Miscanthus is perennial and projections for bioenergy policy have traditionally assumed a mature crop. Mature English crop yields are commonly 12 t ha−1 year−1, second‐third‐year juvenile harvests average 7 t ha−1 year−1. From surveying crop age and yield from commercial growers, this means that a surrounding 10 km by 10 km area of distributed crop age averages 9 t ha−1 year−1. A landscape with recent miscanthus uptake, means many juvenile crops have not attained full yield and on average we can expect a region to contain stands of a mix of ages which brings down the mean yield when policy makers need a spatial composite value. New cultivars are needed to increase yield against an increasing south-east England risk of drought under a warming climate.
So far miscanthus has been propagated by rhizome, a slow process meaning wait times for growers wishing to plant a new crop. Small rural bioenergy power stations rarely have sufficient miscanthus bales to burn so augment using less efficient wheat straw bales. To combat this, breeders are developing seeded varieties to increase provision of miscanthus, thereby lowering price and encouraging uptake.
From surveying growers, their main reason for investment in miscanthus is not financial return, but relates to its low requirement for field operations, low maintenance cost and regeneration. This offers a solution for fields with difficult vehicular access, it also offers a solution to the social acceptability of a crop near villages and playgrounds (related to spray operations and crop vandalism). Due to low field operations plus a large amount of crop residue attracting spiders and beetles, wildlife is abundant in these fields, largely undisturbed except for harvest. This contributes to the greening of agriculture; fields are also used for gamebird cover adding farm income and fields are used for educational tours. What I discovered is that growers are pragmatic people and miscanthus is a useful crop, it is increasingly seen as a practical solution to farming and social, as well as renewable energy issues.

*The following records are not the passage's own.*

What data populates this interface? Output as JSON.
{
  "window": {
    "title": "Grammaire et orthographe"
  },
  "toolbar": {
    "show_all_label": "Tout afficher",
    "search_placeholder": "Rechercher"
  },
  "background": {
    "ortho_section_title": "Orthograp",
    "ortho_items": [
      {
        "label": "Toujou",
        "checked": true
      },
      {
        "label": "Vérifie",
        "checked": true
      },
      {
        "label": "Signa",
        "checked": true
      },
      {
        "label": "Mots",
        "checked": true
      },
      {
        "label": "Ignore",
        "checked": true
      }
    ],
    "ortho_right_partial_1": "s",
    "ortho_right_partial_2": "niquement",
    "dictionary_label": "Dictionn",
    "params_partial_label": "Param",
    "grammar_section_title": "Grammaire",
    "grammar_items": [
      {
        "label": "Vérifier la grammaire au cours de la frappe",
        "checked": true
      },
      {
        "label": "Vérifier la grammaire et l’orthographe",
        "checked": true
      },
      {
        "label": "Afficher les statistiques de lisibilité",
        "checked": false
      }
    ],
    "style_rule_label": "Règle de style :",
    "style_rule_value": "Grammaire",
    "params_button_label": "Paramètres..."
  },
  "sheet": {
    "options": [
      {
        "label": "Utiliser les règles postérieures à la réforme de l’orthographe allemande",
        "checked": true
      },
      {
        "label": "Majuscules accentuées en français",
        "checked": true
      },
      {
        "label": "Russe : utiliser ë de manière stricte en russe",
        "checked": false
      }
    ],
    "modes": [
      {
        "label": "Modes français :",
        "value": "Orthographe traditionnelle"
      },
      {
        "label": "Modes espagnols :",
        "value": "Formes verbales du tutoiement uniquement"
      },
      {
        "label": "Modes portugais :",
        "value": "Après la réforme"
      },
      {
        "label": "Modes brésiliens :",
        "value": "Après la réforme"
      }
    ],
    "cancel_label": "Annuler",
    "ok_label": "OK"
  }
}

Anita Shepherd, SBS Biol. and Env. Sciences Modelling Group
Did you know biodiesel can be derived from used cooking oil? Yes, used cooking oil is used to make biodiesel. Ever wondered what happens to the leftover oil that you pour down the sink? It either causes sewage or flows through other water bodies. Then why don't we utilize this used cooking oil? You must be wondering how right? All you have to do is store the used cooking oil in a safe container and donate it to biodiesel manufacturers like Aris bioenergy. The used cooking oil that you donated will be used for the making of biodiesel.